* [Your objective]
For every line in the material, set down an identical one.

• • • •

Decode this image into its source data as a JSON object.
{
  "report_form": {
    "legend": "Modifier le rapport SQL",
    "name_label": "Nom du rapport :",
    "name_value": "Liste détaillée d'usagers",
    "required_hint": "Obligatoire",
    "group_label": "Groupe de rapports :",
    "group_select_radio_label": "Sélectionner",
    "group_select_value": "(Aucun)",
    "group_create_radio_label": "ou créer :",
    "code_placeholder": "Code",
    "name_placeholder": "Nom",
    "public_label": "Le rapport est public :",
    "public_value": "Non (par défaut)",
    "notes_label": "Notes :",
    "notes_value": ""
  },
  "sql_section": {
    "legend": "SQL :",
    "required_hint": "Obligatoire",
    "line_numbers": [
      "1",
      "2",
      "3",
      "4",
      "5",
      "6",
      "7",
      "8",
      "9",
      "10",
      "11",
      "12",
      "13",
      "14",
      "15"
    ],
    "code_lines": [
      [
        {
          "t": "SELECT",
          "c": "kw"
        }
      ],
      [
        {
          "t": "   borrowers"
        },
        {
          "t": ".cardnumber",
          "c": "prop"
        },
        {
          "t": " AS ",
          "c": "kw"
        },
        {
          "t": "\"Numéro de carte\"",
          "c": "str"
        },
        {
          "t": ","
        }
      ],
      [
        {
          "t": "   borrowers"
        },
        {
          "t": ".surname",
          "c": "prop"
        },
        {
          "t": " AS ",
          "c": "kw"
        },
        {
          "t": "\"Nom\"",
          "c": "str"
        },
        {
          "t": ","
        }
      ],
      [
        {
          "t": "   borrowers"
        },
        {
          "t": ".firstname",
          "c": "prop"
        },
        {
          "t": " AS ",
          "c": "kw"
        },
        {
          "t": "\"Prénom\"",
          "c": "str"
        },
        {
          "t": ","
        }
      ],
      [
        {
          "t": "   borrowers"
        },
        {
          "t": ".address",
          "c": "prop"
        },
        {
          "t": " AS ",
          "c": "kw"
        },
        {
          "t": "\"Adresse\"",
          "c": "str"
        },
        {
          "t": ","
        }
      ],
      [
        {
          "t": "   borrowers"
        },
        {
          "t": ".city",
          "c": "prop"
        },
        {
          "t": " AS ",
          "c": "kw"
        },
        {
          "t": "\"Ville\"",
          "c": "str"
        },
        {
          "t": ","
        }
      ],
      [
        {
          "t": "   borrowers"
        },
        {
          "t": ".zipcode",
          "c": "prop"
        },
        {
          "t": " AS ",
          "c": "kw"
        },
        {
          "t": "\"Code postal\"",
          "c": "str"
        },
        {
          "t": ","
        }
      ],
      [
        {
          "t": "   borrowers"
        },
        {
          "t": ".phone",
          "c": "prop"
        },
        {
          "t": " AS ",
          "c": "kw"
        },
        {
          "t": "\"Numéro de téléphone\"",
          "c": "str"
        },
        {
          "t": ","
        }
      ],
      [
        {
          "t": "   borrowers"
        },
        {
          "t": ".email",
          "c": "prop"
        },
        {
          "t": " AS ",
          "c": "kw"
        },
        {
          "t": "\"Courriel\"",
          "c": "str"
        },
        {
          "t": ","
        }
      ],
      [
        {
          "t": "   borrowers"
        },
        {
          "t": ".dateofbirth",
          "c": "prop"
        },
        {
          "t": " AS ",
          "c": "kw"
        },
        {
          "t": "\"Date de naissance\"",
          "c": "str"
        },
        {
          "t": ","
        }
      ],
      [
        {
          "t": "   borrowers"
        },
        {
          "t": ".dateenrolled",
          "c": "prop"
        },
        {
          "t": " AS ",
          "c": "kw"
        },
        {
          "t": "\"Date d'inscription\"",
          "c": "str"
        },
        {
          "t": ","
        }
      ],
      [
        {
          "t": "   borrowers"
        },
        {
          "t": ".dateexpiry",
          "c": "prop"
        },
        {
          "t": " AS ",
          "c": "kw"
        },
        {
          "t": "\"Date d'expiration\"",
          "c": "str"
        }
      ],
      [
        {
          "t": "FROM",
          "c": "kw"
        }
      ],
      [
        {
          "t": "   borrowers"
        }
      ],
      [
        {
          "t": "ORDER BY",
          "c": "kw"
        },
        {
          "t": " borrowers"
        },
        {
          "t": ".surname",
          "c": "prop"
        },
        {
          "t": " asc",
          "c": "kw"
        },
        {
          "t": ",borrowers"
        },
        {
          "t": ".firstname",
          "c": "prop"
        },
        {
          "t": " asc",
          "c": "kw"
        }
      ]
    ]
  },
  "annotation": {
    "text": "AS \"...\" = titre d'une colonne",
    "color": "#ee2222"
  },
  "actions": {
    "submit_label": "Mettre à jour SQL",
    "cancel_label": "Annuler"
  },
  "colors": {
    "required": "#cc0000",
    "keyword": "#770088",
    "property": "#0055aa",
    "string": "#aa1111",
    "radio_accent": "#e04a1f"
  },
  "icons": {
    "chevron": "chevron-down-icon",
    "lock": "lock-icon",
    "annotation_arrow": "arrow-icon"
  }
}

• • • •

* [Solution to this task]
Decode this image into its source data as a JSON object.
{
  "report_form": {
    "legend": "Modifier le rapport SQL",
    "name_label": "Nom du rapport :",
    "name_value": "Liste détaillée d'usagers",
    "required_hint": "Obligatoire",
    "group_label": "Groupe de rapports :",
    "group_select_radio_label": "Sélectionner",
    "group_select_value": "(Aucun)",
    "group_create_radio_label": "ou créer :",
    "code_placeholder": "Code",
    "name_placeholder": "Nom",
    "public_label": "Le rapport est public :",
    "public_value": "Non (par défaut)",
    "notes_label": "Notes :",
    "notes_value": ""
  },
  "sql_section": {
    "legend": "SQL :",
    "required_hint": "Obligatoire",
    "line_numbers": [
      "1",
      "2",
      "3",
      "4",
      "5",
      "6",
      "7",
      "8",
      "9",
      "10",
      "11",
      "12",
      "13",
      "14",
      "15"
    ],
    "code_lines": [
      [
        {
          "t": "SELECT",
          "c": "kw"
        }
      ],
      [
        {
          "t": "   borrowers"
        },
        {
          "t": ".cardnumber",
          "c": "prop"
        },
        {
          "t": " AS ",
          "c": "kw"
        },
        {
          "t": "\"Numéro de carte\"",
          "c": "str"
        },
        {
          "t": ","
        }
      ],
      [
        {
          "t": "   borrowers"
        },
        {
          "t": ".surname",
          "c": "prop"
        },
        {
          "t": " AS ",
          "c": "kw"
        },
        {
          "t": "\"Nom\"",
          "c": "str"
        },
        {
          "t": ","
        }
      ],
      [
        {
          "t": "   borrowers"
        },
        {
          "t": ".firstname",
          "c": "prop"
        },
        {
          "t": " AS ",
          "c": "kw"
        },
        {
          "t": "\"Prénom\"",
          "c": "str"
        },
        {
          "t": ","
        }
      ],
      [
        {
          "t": "   borrowers"
        },
        {
          "t": ".address",
          "c": "prop"
        },
        {
          "t": " AS ",
          "c": "kw"
        },
        {
          "t": "\"Adresse\"",
          "c": "str"
        },
        {
          "t": ","
        }
      ],
      [
        {
          "t": "   borrowers"
        },
        {
          "t": ".city",
          "c": "prop"
        },
        {
          "t": " AS ",
          "c": "kw"
        },
        {
          "t": "\"Ville\"",
          "c": "str"
        },
        {
          "t": ","
        }
      ],
      [
        {
          "t": "   borrowers"
        },
        {
          "t": ".zipcode",
          "c": "prop"
        },
        {
          "t": " AS ",
          "c": "kw"
        },
        {
          "t": "\"Code postal\"",
          "c": "str"
        },
        {
          "t": ","
        }
      ],
      [
        {
          "t": "   borrowers"
        },
        {
          "t": ".phone",
          "c": "prop"
        },
        {
          "t": " AS ",
          "c": "kw"
        },
        {
          "t": "\"Numéro de téléphone\"",
          "c": "str"
        },
        {
          "t": ","
        }
      ],
      [
        {
          "t": "   borrowers"
        },
        {
          "t": ".email",
          "c": "prop"
        },
        {
          "t": " AS ",
          "c": "kw"
        },
        {
          "t": "\"Courriel\"",
          "c": "str"
        },
        {
          "t": ","
        }
      ],
      [
        {
          "t": "   borrowers"
        },
        {
          "t": ".dateofbirth",
          "c": "prop"
        },
        {
          "t": " AS ",
          "c": "kw"
        },
        {
          "t": "\"Date de naissance\"",
          "c": "str"
        },
        {
          "t": ","
        }
      ],
      [
        {
          "t": "   borrowers"
        },
        {
          "t": ".dateenrolled",
          "c": "prop"
        },
        {
          "t": " AS ",
          "c": "kw"
        },
        {
          "t": "\"Date d'inscription\"",
          "c": "str"
        },
        {
          "t": ","
        }
      ],
      [
        {
          "t": "   borrowers"
        },
        {
          "t": ".dateexpiry",
          "c": "prop"
        },
        {
          "t": " AS ",
          "c": "kw"
        },
        {
          "t": "\"Date d'expiration\"",
          "c": "str"
        }
      ],
      [
        {
          "t": "FROM",
          "c": "kw"
        }
      ],
      [
        {
          "t": "   borrowers"
        }
      ],
      [
        {
          "t": "ORDER BY",
          "c": "kw"
        },
        {
          "t": " borrowers"
        },
        {
          "t": ".surname",
          "c": "prop"
        },
        {
          "t": " asc",
          "c": "kw"
        },
        {
          "t": ",borrowers"
        },
        {
          "t": ".firstname",
          "c": "prop"
        },
        {
          "t": " asc",
          "c": "kw"
        }
      ]
    ]
  },
  "annotation": {
    "text": "AS \"...\" = titre d'une colonne",
    "color": "#ee2222"
  },
  "actions": {
    "submit_label": "Mettre à jour SQL",
    "cancel_label": "Annuler"
  },
  "colors": {
    "required": "#cc0000",
    "keyword": "#770088",
    "property": "#0055aa",
    "string": "#aa1111",
    "radio_accent": "#e04a1f"
  },
  "icons": {
    "chevron": "chevron-down-icon",
    "lock": "lock-icon",
    "annotation_arrow": "arrow-icon"
  }
}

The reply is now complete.